While the first half of the 20th century was characterized by total war, the second half witnessed, at least in the Western world, a massive expansion of the modern welfare state. A growing share of the population was covered by ever more generous systems of social protection that dramatically reduced poverty and economic inequality in the post-war decades. With it also came a growth in social spending, taxation and regulation that changed the nature of the modern state and the functioning of market economies. Whether and in which ways warfare and the rise of the welfare state are related, is subject of this volume.
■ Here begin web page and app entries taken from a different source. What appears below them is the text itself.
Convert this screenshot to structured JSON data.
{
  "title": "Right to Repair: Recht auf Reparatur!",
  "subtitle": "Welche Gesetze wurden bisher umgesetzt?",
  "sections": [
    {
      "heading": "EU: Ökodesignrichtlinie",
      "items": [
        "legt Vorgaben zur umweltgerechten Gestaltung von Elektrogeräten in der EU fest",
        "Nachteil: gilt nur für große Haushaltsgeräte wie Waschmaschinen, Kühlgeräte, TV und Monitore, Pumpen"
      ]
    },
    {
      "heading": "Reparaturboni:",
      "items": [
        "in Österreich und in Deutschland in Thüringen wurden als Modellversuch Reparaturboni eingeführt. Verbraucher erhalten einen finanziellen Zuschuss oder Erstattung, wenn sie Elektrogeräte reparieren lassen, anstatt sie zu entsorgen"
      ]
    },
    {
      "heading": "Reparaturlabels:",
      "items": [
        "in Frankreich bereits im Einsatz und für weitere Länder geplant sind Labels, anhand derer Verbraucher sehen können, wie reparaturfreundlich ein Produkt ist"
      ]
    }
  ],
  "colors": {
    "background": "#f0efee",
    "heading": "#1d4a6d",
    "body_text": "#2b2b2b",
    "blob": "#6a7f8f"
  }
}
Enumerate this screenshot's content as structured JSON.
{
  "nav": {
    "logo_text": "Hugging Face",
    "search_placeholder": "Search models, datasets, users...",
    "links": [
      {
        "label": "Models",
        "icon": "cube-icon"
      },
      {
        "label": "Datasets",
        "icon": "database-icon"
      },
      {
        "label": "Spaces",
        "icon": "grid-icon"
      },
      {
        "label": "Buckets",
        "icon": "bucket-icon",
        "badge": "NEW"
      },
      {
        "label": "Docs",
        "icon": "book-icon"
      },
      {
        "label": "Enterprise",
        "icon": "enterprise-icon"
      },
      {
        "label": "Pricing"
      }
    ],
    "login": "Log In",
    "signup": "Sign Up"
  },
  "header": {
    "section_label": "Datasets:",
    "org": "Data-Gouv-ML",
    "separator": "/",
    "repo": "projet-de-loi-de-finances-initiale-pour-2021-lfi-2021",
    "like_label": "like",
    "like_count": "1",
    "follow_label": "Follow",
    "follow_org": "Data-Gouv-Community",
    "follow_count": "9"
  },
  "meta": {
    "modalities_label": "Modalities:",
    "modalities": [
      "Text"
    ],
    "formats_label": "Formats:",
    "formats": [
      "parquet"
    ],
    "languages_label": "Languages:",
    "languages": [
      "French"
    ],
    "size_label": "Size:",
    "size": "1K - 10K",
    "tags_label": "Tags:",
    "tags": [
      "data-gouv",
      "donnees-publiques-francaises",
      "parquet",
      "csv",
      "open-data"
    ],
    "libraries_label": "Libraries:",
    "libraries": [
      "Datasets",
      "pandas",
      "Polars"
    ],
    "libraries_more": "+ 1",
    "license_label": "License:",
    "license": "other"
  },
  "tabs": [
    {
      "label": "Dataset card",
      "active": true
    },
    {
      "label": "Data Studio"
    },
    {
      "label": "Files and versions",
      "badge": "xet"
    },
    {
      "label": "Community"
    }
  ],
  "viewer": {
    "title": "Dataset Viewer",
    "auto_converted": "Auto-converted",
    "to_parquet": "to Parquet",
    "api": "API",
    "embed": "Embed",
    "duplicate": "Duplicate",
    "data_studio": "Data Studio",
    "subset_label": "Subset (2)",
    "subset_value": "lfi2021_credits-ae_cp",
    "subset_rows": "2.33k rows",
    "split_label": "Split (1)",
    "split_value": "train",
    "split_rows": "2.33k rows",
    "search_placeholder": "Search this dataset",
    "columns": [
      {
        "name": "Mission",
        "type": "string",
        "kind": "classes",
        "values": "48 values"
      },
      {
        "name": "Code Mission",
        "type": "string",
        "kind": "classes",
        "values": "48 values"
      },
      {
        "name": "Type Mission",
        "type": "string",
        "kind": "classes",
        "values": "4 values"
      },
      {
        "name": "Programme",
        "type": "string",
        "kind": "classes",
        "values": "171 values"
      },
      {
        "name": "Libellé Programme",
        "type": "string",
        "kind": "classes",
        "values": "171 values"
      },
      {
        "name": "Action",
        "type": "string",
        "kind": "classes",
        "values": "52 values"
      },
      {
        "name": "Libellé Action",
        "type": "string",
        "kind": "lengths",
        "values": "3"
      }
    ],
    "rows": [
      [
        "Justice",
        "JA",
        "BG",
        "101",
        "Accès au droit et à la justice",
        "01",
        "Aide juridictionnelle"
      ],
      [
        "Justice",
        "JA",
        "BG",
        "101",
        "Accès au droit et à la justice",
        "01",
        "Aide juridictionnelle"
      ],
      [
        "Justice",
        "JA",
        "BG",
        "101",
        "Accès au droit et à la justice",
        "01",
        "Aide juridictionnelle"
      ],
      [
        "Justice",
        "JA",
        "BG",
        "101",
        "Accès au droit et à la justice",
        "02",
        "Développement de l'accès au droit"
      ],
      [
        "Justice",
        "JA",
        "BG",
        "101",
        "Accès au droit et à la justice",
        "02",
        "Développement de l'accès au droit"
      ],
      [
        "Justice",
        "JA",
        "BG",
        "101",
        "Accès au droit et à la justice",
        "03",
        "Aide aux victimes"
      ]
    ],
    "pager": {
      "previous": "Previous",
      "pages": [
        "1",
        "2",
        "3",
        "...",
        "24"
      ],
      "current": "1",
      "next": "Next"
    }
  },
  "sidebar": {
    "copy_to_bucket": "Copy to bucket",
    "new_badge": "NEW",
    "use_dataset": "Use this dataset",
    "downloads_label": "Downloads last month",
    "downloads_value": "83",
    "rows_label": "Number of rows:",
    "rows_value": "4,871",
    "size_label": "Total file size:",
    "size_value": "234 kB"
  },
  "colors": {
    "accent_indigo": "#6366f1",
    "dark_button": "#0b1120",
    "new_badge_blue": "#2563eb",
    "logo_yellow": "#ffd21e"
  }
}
Distinguishing between three different phases (war preparation, wartime mobilization, and the post-war period), the volume provides the first systematic comparative analysis of the impact of war on welfare state development in the western world. The chapters written by leading scholars in this field examine both short-term responses to and long-term effects of war in fourteen belligerent, occupied, and neutral countries in the age of mass warfare stretching over the period from ca. 1860 to 1960. The volume shows that both world wars are essential for understanding several aspects of welfare state development in the western world.
Table of Contents
1: Introduction: Studying the Welfare-War Nexus, Herbert Obinger, Klaus Petersen, and Peter Starke
2: The Impact of War on Welfare State Development in Germany, Peter Starke
3: War Preparation, Warfare, and the Welfare State in Austria, Herbert Obinger
4: Italy: Wars, Political Extremism, and the Constraints to Welfare Reform, Maurizio Ferrera
5: The Two World Wars and Social Policy in France, Timothy B. Smith
6: Welfare Policy and War in Japan, Gregory J. Kasza
7: Foreign Policy on the Home Front: War and the Fevelopment of the American Welfare State, Robert P. Saldin
8: War and the Development of the British Welfare State, David Edgerton
9: Reinforcements for the Wage-Earners' Welfare State? The Effects of the Two World Wars on Australia's Model of Welfare, Christopher Lloyd and Tim Battin
10: Wars, Nation, and the Welfare State in Finland, Pauli Kettunen
11: From Military State to Welfare State: The War-Welfare Nexus in Denmark, 1848-1950s, Klaus Petersen and Nils Arne Sørensen
12: Diverging Paths: The Impact of the Two World Wars on Welfare State Development in Belgium and the Netherlands, Dirk Luyten
13: War and Social Policy Development in Switzerland, 1870-1990, Matthieu Leimgruber
14: Bullets and Benefits in the Israeli Welfare State, Michael Shalev and John Gal
15: War and Welfare States Before and After 1945: Conclusions and Perspectives, Herbert Obinger, Klaus Petersen, Carina Schmitt, and Peter Starke
"An ambitious inquiry into the historical relationship between war and welfare. Warfare and Welfare asks the big question about how wars affect welfare states, and answers it by comparing detailed case studies from over a dozen industrialized nations in the twentieth century. The contributors challenged themselves to examine interactions between more than one armed conflict and the entirety of the welfare state in each nation. While scholars will find many warfare-welfare interactions they identify familiar, theyâll find just as many to be new. And more importantly theyâll find novel questions to ask of their own research. This book will become necessary reading for scholars of war and of the welfare state." - Jennifer Mittelstadt, Professor of History, Rutgers University.
"Warfare and Welfare is one of those rare books which bring us path breaking research. The influence of wars on the evolution of welfare states has been discussed for decades, but has, so far, never been given any systematic empirical treatment. In this pioneering comparative study, the authors identify with impeccable scholarship the multiple and quite complex causal pathways that link the dynamics of war to welfare state development. It is a must-read for anyone even remotely interested in the history of social policies." - Gøsta Esping-Andersen, Professor of Sociology, Universitat Pompeu Fabra
"Though they seem like opposites, warfare and welfare are in fact kissing cousins. The argument of this masterful work is that war has not just drained the coffers that might pay for social programs, but also stimulated their growth and development: creating new groups requiring assistance (veterans and the wounded), prompting worries about demographic decline that needed intervention, raising expenses and taxes and thus potential sources of funding for other programs, empowering formerly unrepresented social classes whose needs commanded attention after the end of hostilities, stimulating the state to regulate the economy in new ways that could later be channeled into social policy." - Peter Baldwin, Professor of History, UCLA and NYU.